▸ What to produce
Report, in full, each line of the material below in which the string "Battle" occurs.

▸ Provided data
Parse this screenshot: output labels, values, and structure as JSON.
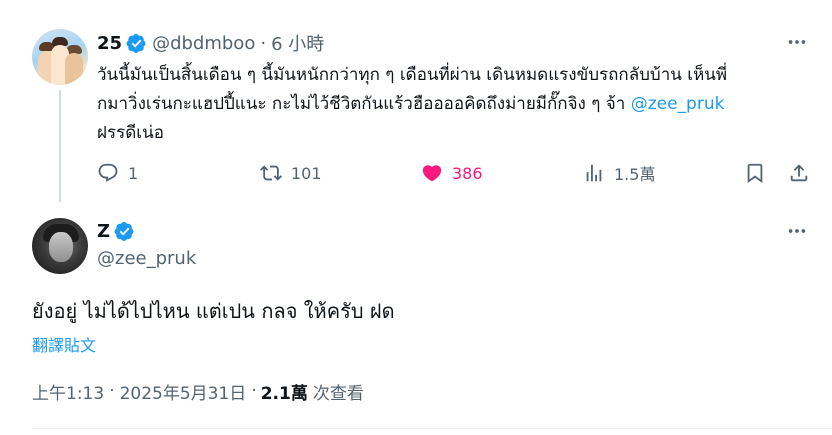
{
  "parent_tweet": {
    "display_name": "25",
    "handle": "@dbdmboo",
    "time_ago": "6 小時",
    "text_lines": [
      "วันนี้มันเป็นสิ้นเดือน ๆ นี้มันหนักกว่าทุก ๆ เดือนที่ผ่าน เดินหมดแรงขับรถกลับบ้าน เห็นพี่",
      "กมาวิ่งเร่นกะแฮปปี้แนะ กะไม่ไว้ชีวิตกันแร้วฮืออออคิดถึงม่ายมีกั๊กจิง ๆ จ้า ",
      "ฝรรดีเน่อ"
    ],
    "mention": "@zee_pruk",
    "actions": {
      "replies": "1",
      "retweets": "101",
      "likes": "386",
      "views": "1.5萬"
    },
    "accent_like": "#f91880",
    "verified_icon": "verified-badge-icon"
  },
  "main_tweet": {
    "display_name": "Z",
    "handle": "@zee_pruk",
    "text": "ยังอยู่ ไม่ได้ไปไหน แต่เปน กลจ ให้ครับ ฝด",
    "translate_label": "翻譯貼文",
    "time": "上午1:13",
    "separator": "·",
    "date": "2025年5月31日",
    "views_count": "2.1萬",
    "views_label": "次查看"
  },
  "colors": {
    "text_primary": "#0f1419",
    "text_secondary": "#536471",
    "link_blue": "#1d9bf0",
    "verified_blue": "#1d9bf0",
    "like_pink": "#f91880",
    "thread_line": "#cfd9de"
  },
  "icons": [
    "reply-icon",
    "retweet-icon",
    "like-icon",
    "views-icon",
    "bookmark-icon",
    "share-icon",
    "more-icon",
    "verified-badge-icon"
  ]
}
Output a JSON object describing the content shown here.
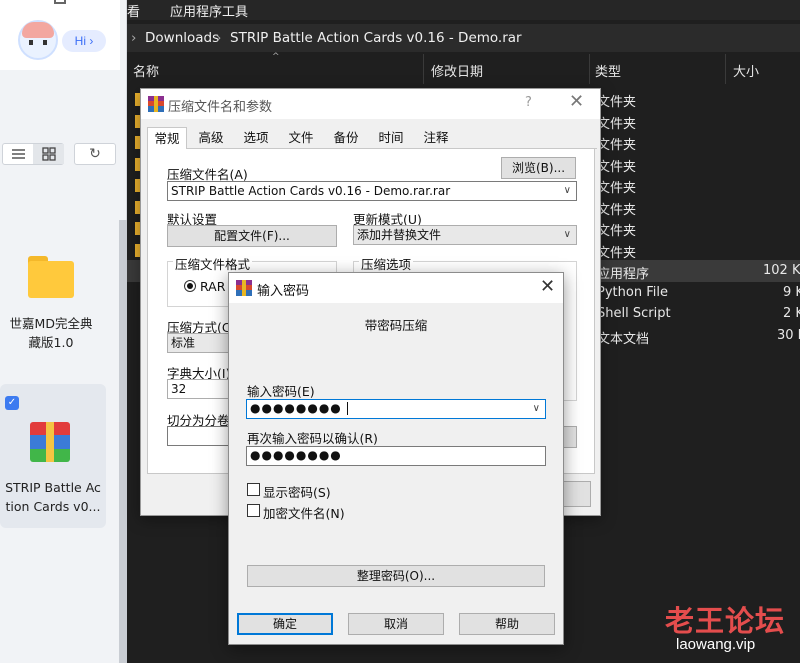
{
  "left_panel": {
    "greeting": "Hi",
    "chevron": "›",
    "refresh_glyph": "↻",
    "folder_label_line1": "世嘉MD完全典",
    "folder_label_line2": "藏版1.0",
    "file_label_line1": "STRIP Battle Ac",
    "file_label_line2": "tion Cards v0...",
    "check_glyph": "✓",
    "icons": [
      "list-view-icon",
      "grid-view-icon",
      "refresh-icon",
      "folder-icon",
      "winrar-archive-icon"
    ]
  },
  "explorer": {
    "menu": [
      "看",
      "应用程序工具"
    ],
    "breadcrumb": [
      "Downloads",
      "STRIP Battle Action Cards v0.16 - Demo.rar"
    ],
    "breadcrumb_sep": "›",
    "columns": [
      "名称",
      "修改日期",
      "类型",
      "大小"
    ],
    "rows": [
      {
        "type": "文件夹",
        "size": ""
      },
      {
        "type": "文件夹",
        "size": ""
      },
      {
        "type": "文件夹",
        "size": ""
      },
      {
        "type": "文件夹",
        "size": ""
      },
      {
        "type": "文件夹",
        "size": ""
      },
      {
        "type": "文件夹",
        "size": ""
      },
      {
        "type": "文件夹",
        "size": ""
      },
      {
        "type": "文件夹",
        "size": ""
      },
      {
        "type": "应用程序",
        "size": "102 K"
      },
      {
        "type": "Python File",
        "size": "9 K"
      },
      {
        "type": "Shell Script",
        "size": "2 K"
      },
      {
        "type": "文本文档",
        "size": "30 K"
      }
    ]
  },
  "archive_dialog": {
    "title": "压缩文件名和参数",
    "help": "?",
    "close": "✕",
    "tabs": [
      "常规",
      "高级",
      "选项",
      "文件",
      "备份",
      "时间",
      "注释"
    ],
    "archive_name_label": "压缩文件名(A)",
    "browse_button": "浏览(B)...",
    "archive_name_value": "STRIP Battle Action Cards v0.16 - Demo.rar.rar",
    "default_settings_label": "默认设置",
    "profiles_button": "配置文件(F)...",
    "update_mode_label": "更新模式(U)",
    "update_mode_value": "添加并替换文件",
    "format_group": "压缩文件格式",
    "format_rar": "RAR",
    "options_group": "压缩选项",
    "method_label": "压缩方式(C)",
    "method_value": "标准",
    "dict_label": "字典大小(I)",
    "dict_value": "32",
    "split_label": "切分为分卷(V"
  },
  "password_dialog": {
    "title": "输入密码",
    "close": "✕",
    "subtitle": "带密码压缩",
    "enter_label": "输入密码(E)",
    "enter_value": "●●●●●●●●",
    "confirm_label": "再次输入密码以确认(R)",
    "confirm_value": "●●●●●●●●",
    "show_password": "显示密码(S)",
    "encrypt_names": "加密文件名(N)",
    "organize_button": "整理密码(O)...",
    "ok": "确定",
    "cancel": "取消",
    "help": "帮助"
  },
  "watermark": {
    "line1": "老王论坛",
    "line2": "laowang.vip"
  },
  "colors": {
    "accent": "#0078d7",
    "explorer_bg": "#1f1f1f",
    "watermark_red": "#e44d4d"
  }
}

▸ Answer to the problem
    "file_label_line1": "STRIP Battle Ac",
      "STRIP Battle Action Cards v0.16 - Demo.rar"
    "archive_name_value": "STRIP Battle Action Cards v0.16 - Demo.rar.rar",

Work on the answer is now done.